**Web page and app entries:**
====

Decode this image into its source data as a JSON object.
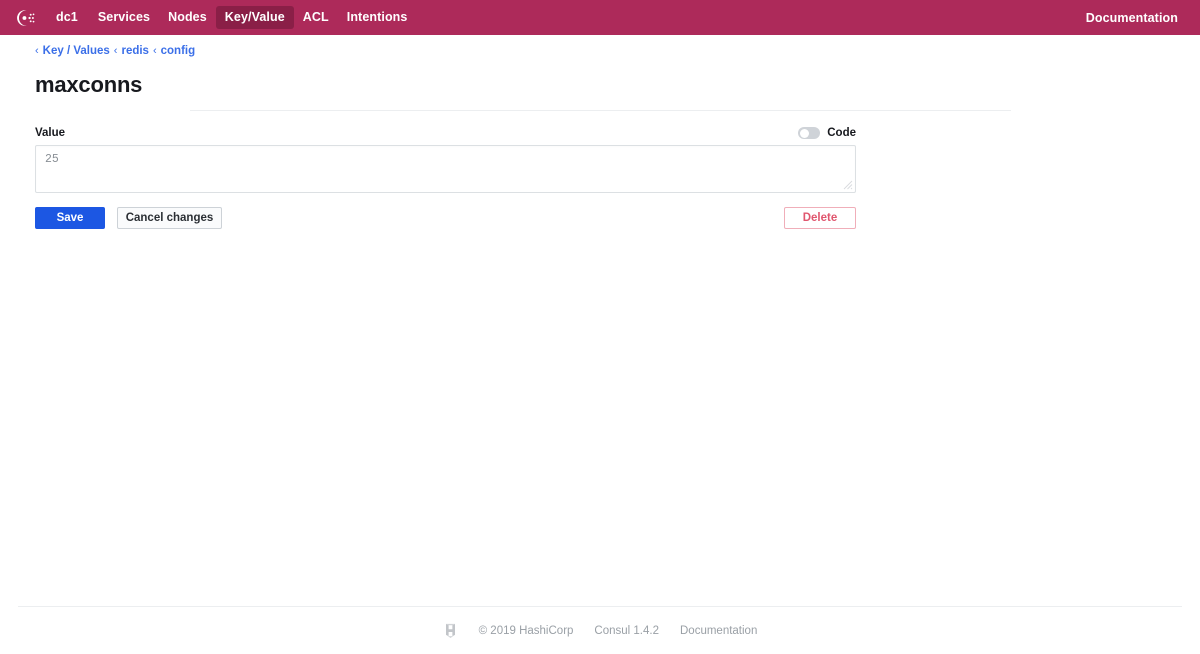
{
  "header": {
    "brand_icon": "consul-logo-icon",
    "brand_color": "#ad2a5a",
    "active_color": "#8a1f47",
    "nav_items": [
      {
        "label": "dc1",
        "active": false,
        "name": "nav-item-dc1"
      },
      {
        "label": "Services",
        "active": false,
        "name": "nav-item-services"
      },
      {
        "label": "Nodes",
        "active": false,
        "name": "nav-item-nodes"
      },
      {
        "label": "Key/Value",
        "active": true,
        "name": "nav-item-key-value"
      },
      {
        "label": "ACL",
        "active": false,
        "name": "nav-item-acl"
      },
      {
        "label": "Intentions",
        "active": false,
        "name": "nav-item-intentions"
      }
    ],
    "documentation_label": "Documentation"
  },
  "breadcrumb": {
    "separator": "‹",
    "items": [
      {
        "label": "Key / Values"
      },
      {
        "label": "redis"
      },
      {
        "label": "config"
      }
    ],
    "link_color": "#3b6fe8"
  },
  "main": {
    "page_title": "maxconns",
    "value_label": "Value",
    "code_toggle": {
      "label": "Code",
      "enabled": false,
      "icon": "toggle-off-icon"
    },
    "value_field": {
      "value": "25",
      "placeholder": "Value"
    },
    "buttons": {
      "save": "Save",
      "cancel": "Cancel changes",
      "delete": "Delete"
    },
    "colors": {
      "save_bg": "#1c57e3",
      "delete_border": "#f0aeb9",
      "delete_text": "#e0566e"
    }
  },
  "footer": {
    "logo_icon": "hashicorp-logo-icon",
    "copyright": "© 2019 HashiCorp",
    "version": "Consul 1.4.2",
    "documentation_label": "Documentation"
  }
}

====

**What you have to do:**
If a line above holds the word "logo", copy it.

**Your solution:**
    "brand_icon": "consul-logo-icon",
    "logo_icon": "hashicorp-logo-icon",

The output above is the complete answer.